Also, “ when the participants were asked to respond to e-mails on formal matters, their answers were more detailed and they included more content-related information when the e-mail did not include a smiley”.

Simply put: using emojis in the workplace makes you look unprofessional.

Is that all?

No, if you consider Disputer Resolution part of the Workplace Communications ‘bouquet’. But disputes are always caused by miscommunication. Unfortunately, that is a topic on its own to cover here with just a few lines.

Final Tip on Workplace Communication.

Develop an employee- to- employee Communications Framework and document all than in a Corporate Communications Handbook.

The era of just Top- BOTTOM Manager- to- Employee communication is over.

In Conclusion.

As mentioned in the beginning there is too much info on workplace communication but almost all of it in either on strategic internal communication or some other form of Top- down/ Management- to- Employees methodology.

The mere number of these books and articles is an implicit indication that something is possibly not working 100% in internal communications.

Here we gave you a Peer- to- Peer and a Bottom- Up / Employee- to- Manager set of Pragmatic Best Practices. It’s up to you to analyze all these and find out what best works for your company and plan to adopt/ implement.

Just remember that any communication starts with a plan.

Good Luck and Thank you,

Irene

About the Author: Irene Gloria Addison is the owner of HIREghana [Human Intelligence Recruitment], a Leader Ghanaian Recruitment Agency and also a HRM & Organizational Development Consultancy, based in Accra.

Irene welcomes your feedback/ comments/ remarks/ suggestions via your email message to Press@HIREgh.com. HIREghana can be reached at +233 50 228 5155 or +233 266 555 907

Our website is http://www.hiregh.com
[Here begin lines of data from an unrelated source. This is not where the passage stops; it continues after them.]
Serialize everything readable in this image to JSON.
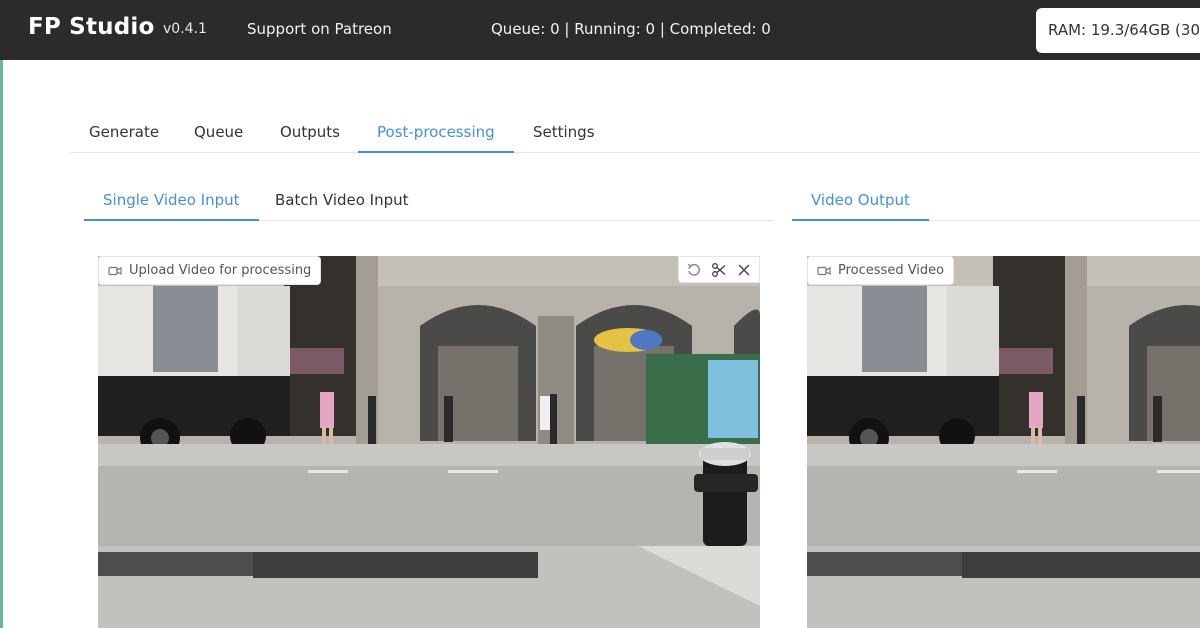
{
  "app": {
    "title": "FP Studio",
    "version": "v0.4.1",
    "patreon_link": "Support on Patreon",
    "queue_status": "Queue: 0 | Running: 0 | Completed: 0",
    "ram_status": "RAM: 19.3/64GB (30"
  },
  "main_tabs": [
    {
      "label": "Generate"
    },
    {
      "label": "Queue"
    },
    {
      "label": "Outputs"
    },
    {
      "label": "Post-processing",
      "active": true
    },
    {
      "label": "Settings"
    }
  ],
  "input_tabs": [
    {
      "label": "Single Video Input",
      "active": true
    },
    {
      "label": "Batch Video Input"
    }
  ],
  "output_tabs": [
    {
      "label": "Video Output",
      "active": true
    }
  ],
  "input_video": {
    "label": "Upload Video for processing",
    "icon": "video-camera-icon",
    "tools": [
      "undo-icon",
      "scissors-icon",
      "close-icon"
    ]
  },
  "output_video": {
    "label": "Processed Video",
    "icon": "video-camera-icon"
  },
  "colors": {
    "topbar": "#2b2b2b",
    "accent": "#4a8fd0",
    "left_accent": "#6fb39a"
  }
}
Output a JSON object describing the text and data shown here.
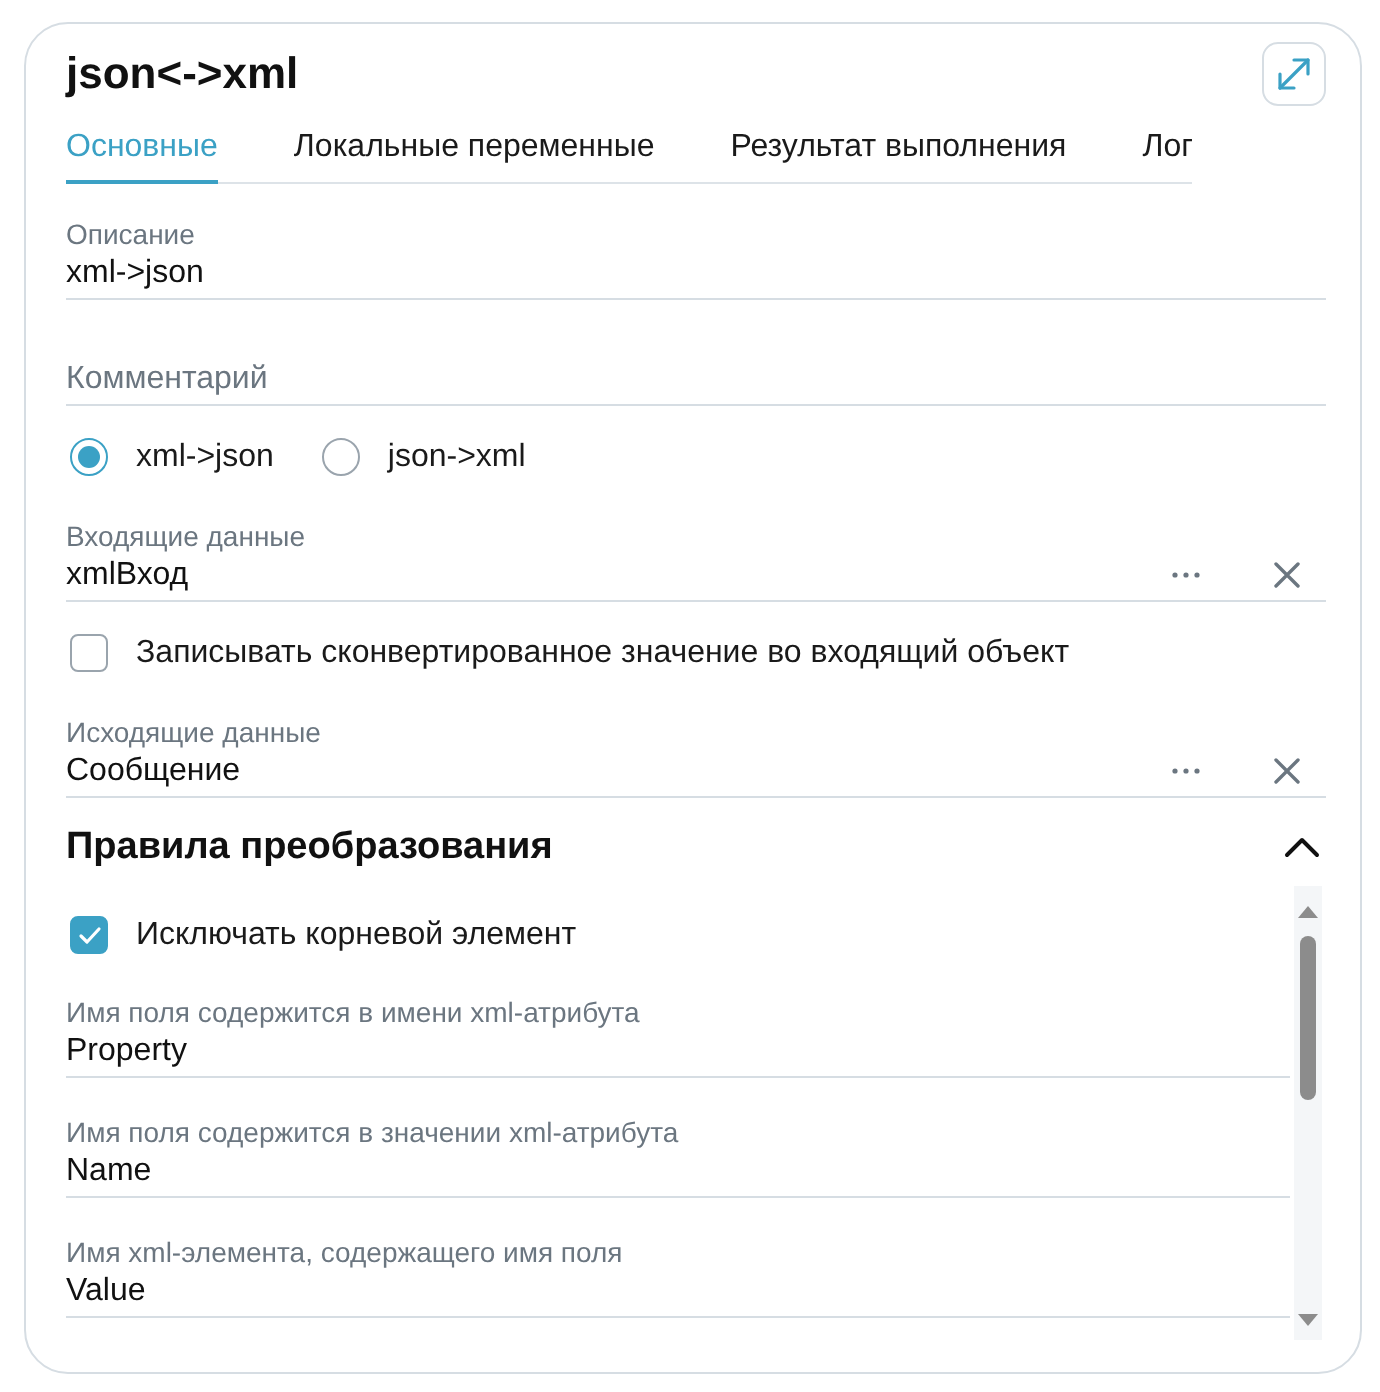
{
  "card": {
    "title": "json<->xml"
  },
  "tabs": [
    {
      "label": "Основные",
      "selected": true
    },
    {
      "label": "Локальные переменные",
      "selected": false
    },
    {
      "label": "Результат выполнения",
      "selected": false
    },
    {
      "label": "Лог",
      "selected": false
    }
  ],
  "fields": [
    {
      "kind": "text",
      "label": "Описание",
      "value": "xml->json"
    },
    {
      "kind": "text",
      "placeholder": "Комментарий"
    },
    {
      "kind": "radio",
      "options": [
        {
          "label": "xml->json",
          "selected": true
        },
        {
          "label": "json->xml",
          "selected": false
        }
      ]
    },
    {
      "kind": "picker",
      "label": "Входящие данные",
      "value": "xmlВход"
    },
    {
      "kind": "checkbox",
      "label": "Записывать сконвертированное значение во входящий объект",
      "checked": false
    },
    {
      "kind": "picker",
      "label": "Исходящие данные",
      "value": "Сообщение"
    }
  ],
  "rules": {
    "title": "Правила преобразования",
    "expanded": true,
    "fields": [
      {
        "kind": "checkbox",
        "label": "Исключать корневой элемент",
        "checked": true
      },
      {
        "kind": "text",
        "label": "Имя поля содержится в имени xml-атрибута",
        "value": "Property"
      },
      {
        "kind": "text",
        "label": "Имя поля содержится в значении xml-атрибута",
        "value": "Name"
      },
      {
        "kind": "text",
        "label": "Имя xml-элемента, содержащего имя поля",
        "value": "Value"
      }
    ]
  }
}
© 2017 Irene Gloria Addison and © 2017 Human Intelligence Recruitment

One clap, two clap, three clap, forty?

By clapping more or less, you can signal to us which stories really stand out.